In a partnership between The Smith-Kettlewell Eye Research Institute and LightHouse, a local organization for the blind, accessible maps were created for every BART station. Produced in a spiral-binder format, these maps have both a tactile component (created with an embossing printer) and an auditory component. The auditory map uses a smart pen that, when tapped on a certain feature on the tactile map, delivers more detailed information about that feature.
Visual impairment is a spectrum.
At one end of the spectrum, people may be temporarily impaired (think eye surgery or sun blindness). Others may be progressively impaired due to a disease or simple aging, which may or may not lead to permanent impairment. Even the latter has many aspects. Some individuals may be completely blind; others may have limited vision that classifies them as “legally blind.”
Some others have a limited spectrum. Color blindness affects approximately 300 million people, although this varies widely among different demographics. The most common condition is the inability to distinguish between red and green. Clearly, this can pose problems with reading maps.
Since most people with color blindness have otherwise normal vision, this impairment is often overlooked in map design. In the U.S., however, the federal government has made efforts to make maps, and all online content, accessible to people with visual impairments, as discussed in section 508 of the Americans with Disabilities Act. The specifics of this law are beyond the scope of this piece, but it offers excellent guidelines for designing universally accessible maps.
The future is now.
Electronic maps, as we know, have diminished the importance of geographic literacy. We can pick up our phone, say an address, tap a few icons, then just follow directions. Teaching map literacy to the fully-sighted can be challenging enough, but to the visually impaired it can be even more challenging.

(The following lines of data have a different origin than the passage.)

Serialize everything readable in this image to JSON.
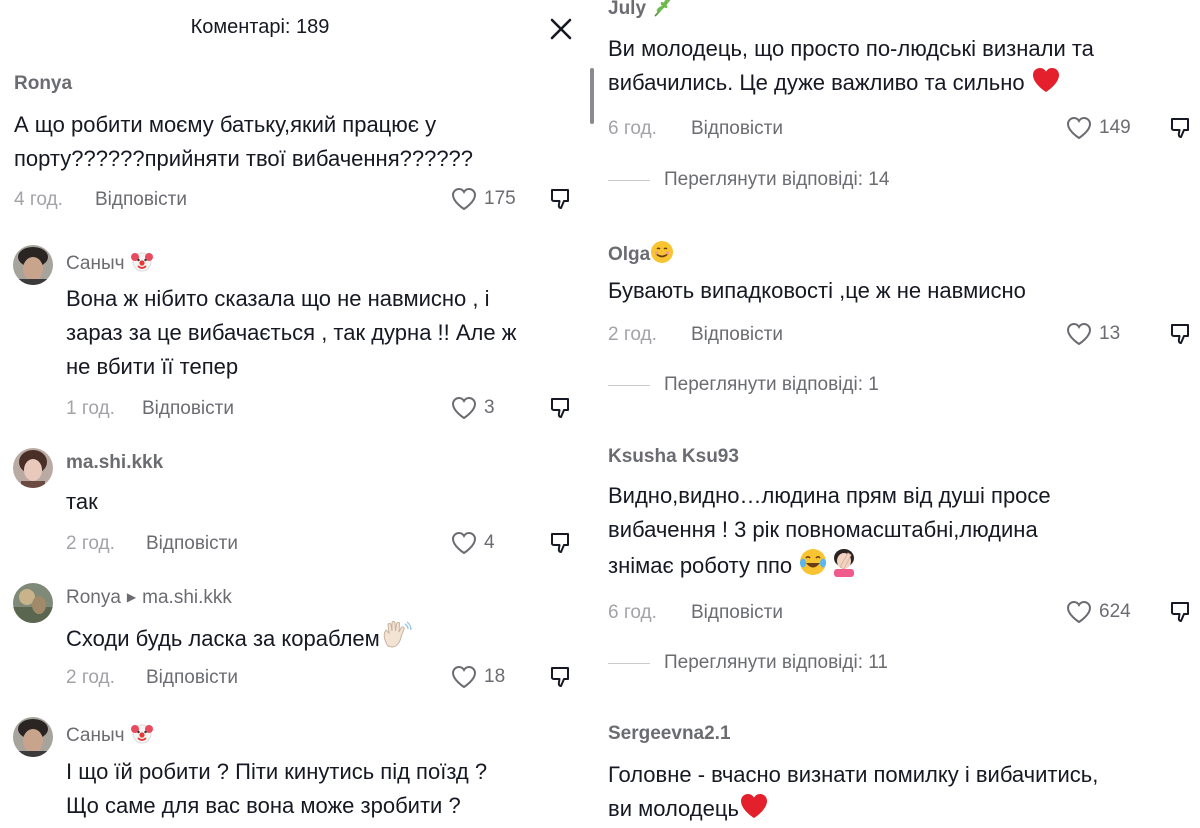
{
  "left": {
    "header_title": "Коментарі: 189",
    "comments": [
      {
        "user": "Ronya",
        "lines": [
          "А що робити моєму батьку,який працює у",
          "порту??????прийняти твої вибачення??????"
        ],
        "time": "4 год.",
        "reply": "Відповісти",
        "likes": "175"
      },
      {
        "user": "Саныч",
        "lines": [
          "Вона ж нібито сказала що не навмисно , і",
          "зараз за це вибачається , так дурна !! Але ж",
          "не вбити її тепер"
        ],
        "time": "1 год.",
        "reply": "Відповісти",
        "likes": "3"
      },
      {
        "user": "ma.shi.kkk",
        "lines": [
          "так"
        ],
        "time": "2 год.",
        "reply": "Відповісти",
        "likes": "4"
      },
      {
        "user": "Ronya",
        "reply_to": "ma.shi.kkk",
        "lines": [
          "Сходи будь ласка за кораблем"
        ],
        "time": "2 год.",
        "reply": "Відповісти",
        "likes": "18"
      },
      {
        "user": "Саныч",
        "lines": [
          "І що їй робити ? Піти кинутись під поїзд ?",
          "Що саме для вас вона може зробити ?"
        ]
      }
    ]
  },
  "right": {
    "comments": [
      {
        "user": "July",
        "lines": [
          "Ви молодець, що просто по-людські визнали та",
          "вибачились. Це дуже важливо та сильно"
        ],
        "time": "6 год.",
        "reply": "Відповісти",
        "likes": "149",
        "view_replies": "Переглянути відповіді: 14"
      },
      {
        "user": "Olga",
        "lines": [
          "Бувають випадковості ,це ж не навмисно"
        ],
        "time": "2 год.",
        "reply": "Відповісти",
        "likes": "13",
        "view_replies": "Переглянути відповіді: 1"
      },
      {
        "user": "Ksusha Ksu93",
        "lines": [
          "Видно,видно…людина прям від душі просе",
          "вибачення ! 3 рік повномасштабні,людина",
          "знімає роботу ппо"
        ],
        "time": "6 год.",
        "reply": "Відповісти",
        "likes": "624",
        "view_replies": "Переглянути відповіді: 11"
      },
      {
        "user": "Sergeevna2.1",
        "lines": [
          "Головне - вчасно визнати помилку і вибачитись,",
          "ви молодець"
        ]
      }
    ]
  },
  "icons": {
    "close": "close-icon",
    "like": "heart-icon",
    "dislike": "thumbs-down-icon",
    "clown": "clown-emoji",
    "wave": "waving-hand-emoji",
    "heart": "red-heart-emoji",
    "smile": "smiling-emoji",
    "laugh": "tears-of-joy-emoji",
    "facepalm": "facepalm-emoji",
    "herb": "herb-emoji"
  }
}
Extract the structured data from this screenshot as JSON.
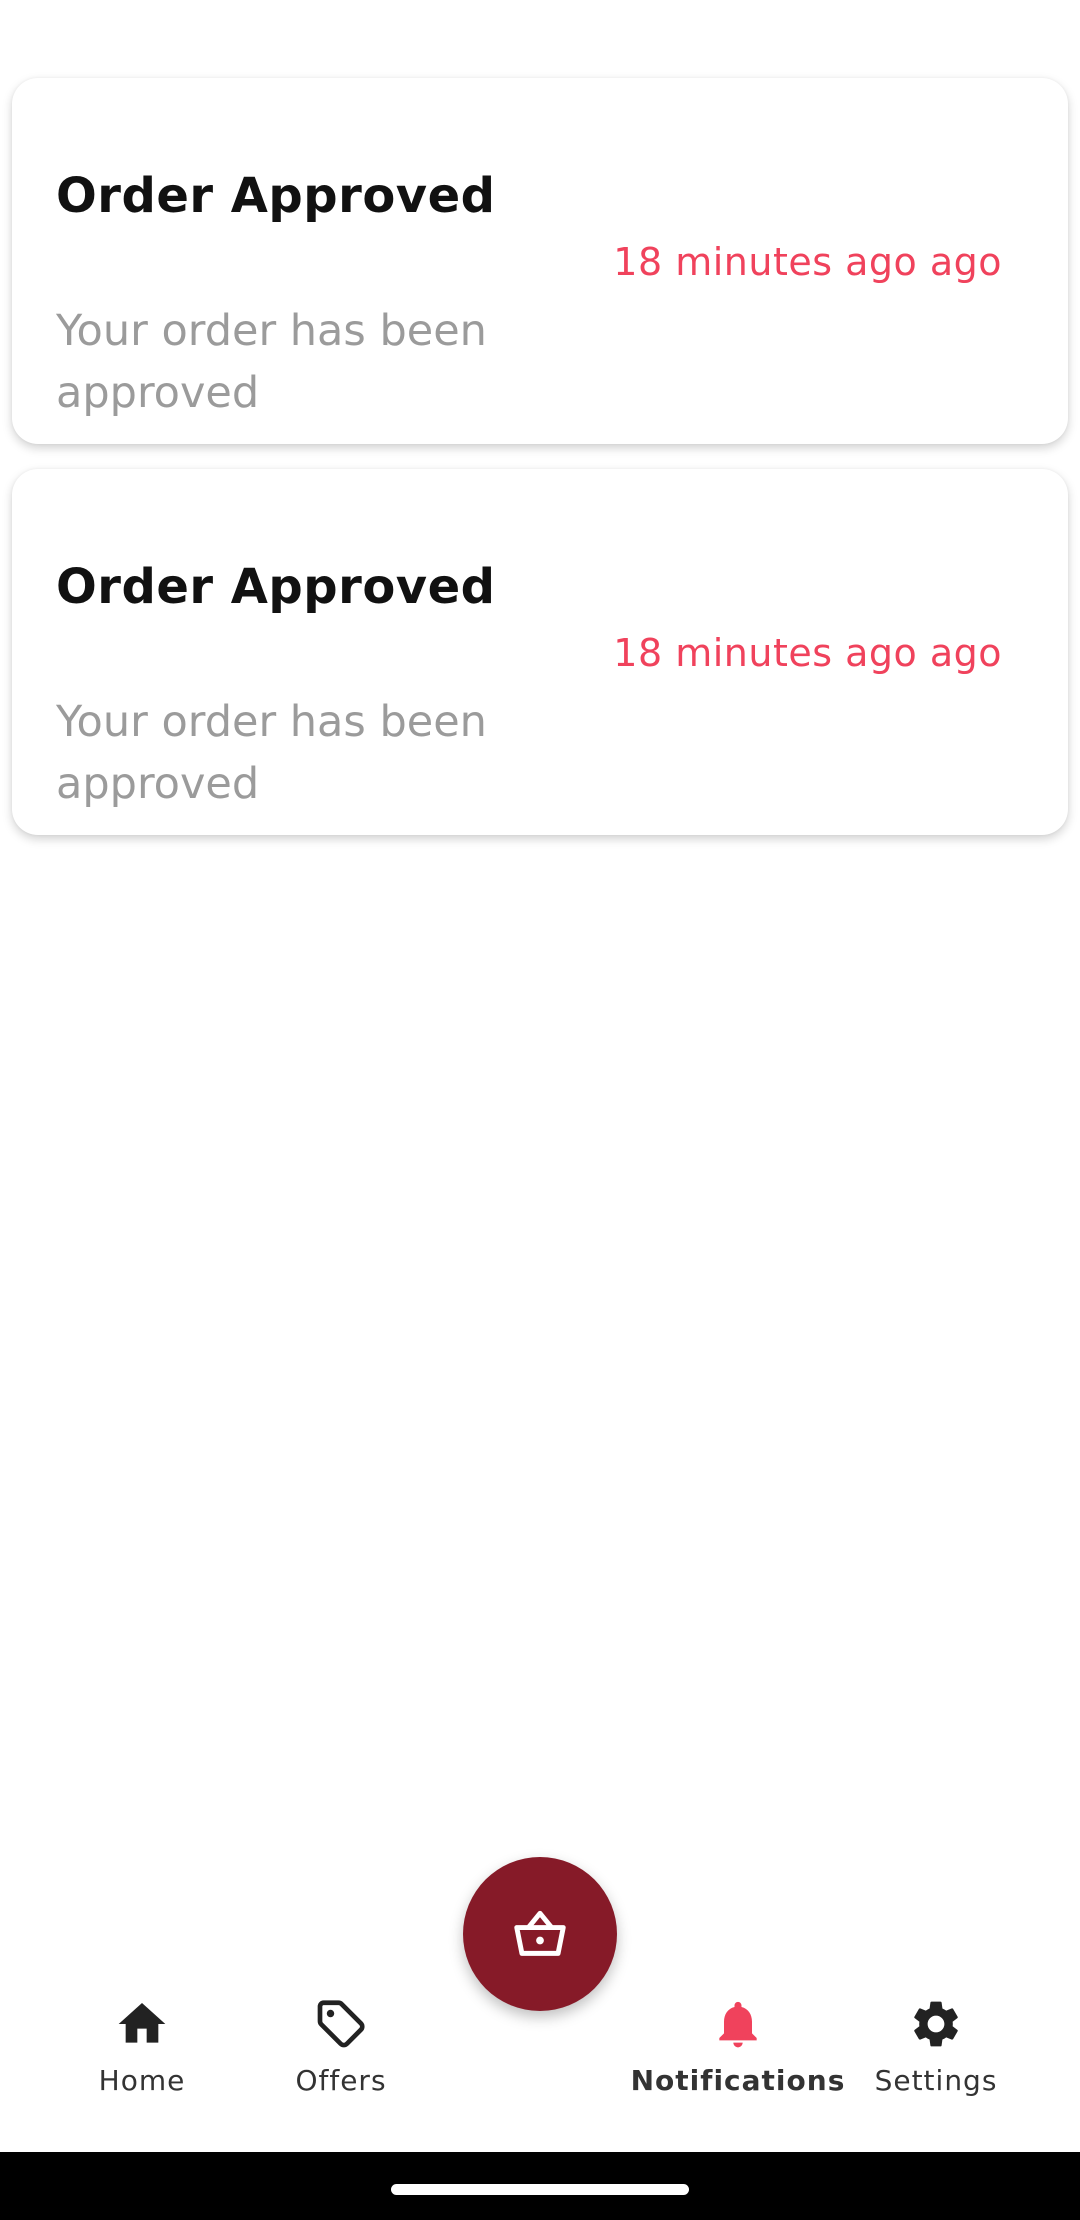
{
  "notifications": [
    {
      "title": "Order Approved",
      "time": "18 minutes ago ago",
      "body": "Your order has been approved"
    },
    {
      "title": "Order Approved",
      "time": "18 minutes ago ago",
      "body": "Your order has been approved"
    }
  ],
  "fab": {
    "icon": "basket-icon",
    "color": "#861a28"
  },
  "nav": {
    "home": {
      "label": "Home",
      "icon": "home-icon"
    },
    "offers": {
      "label": "Offers",
      "icon": "tag-icon"
    },
    "notifications": {
      "label": "Notifications",
      "icon": "bell-icon",
      "active": true
    },
    "settings": {
      "label": "Settings",
      "icon": "gear-icon"
    }
  },
  "colors": {
    "accent": "#f0425c",
    "fab": "#861a28",
    "muted_text": "#9b9b9b"
  }
}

All of these apps require training, both in the interface and simple map use. Even using tactile maps requires learning how to orient and use the map. As a fully-sighted person, I have touched many tactile maps, but have never actually closed my eyes and tried to use one.
Fortunately, there are many dedicated people conducting research and deploying solutions. What impresses me, and what is most encouraging, is how much work is being done at the primary school level. Children, of course, are our future, and instilling geographic literacy in them is essential to an informed and civil society. One of the richest sites to discover the many ways that geography and mapping is being taught to youngsters is at the Perkins School for the Blind, in Watertown, Mass. This page links to many ongoing efforts and is a great source for further research.
In any effort to discuss mapping for people of all abilities, we ultimately have to ask, “Why does this matter?” Economically, an empowered citizenry leads to a more productive society. The more people who can get to work and school, seek out new opportunities, travel securely and make new discoveries, the stronger our collective community will be. But above all, it is the right thing to do. To leave others behind is to leave ourselves behind.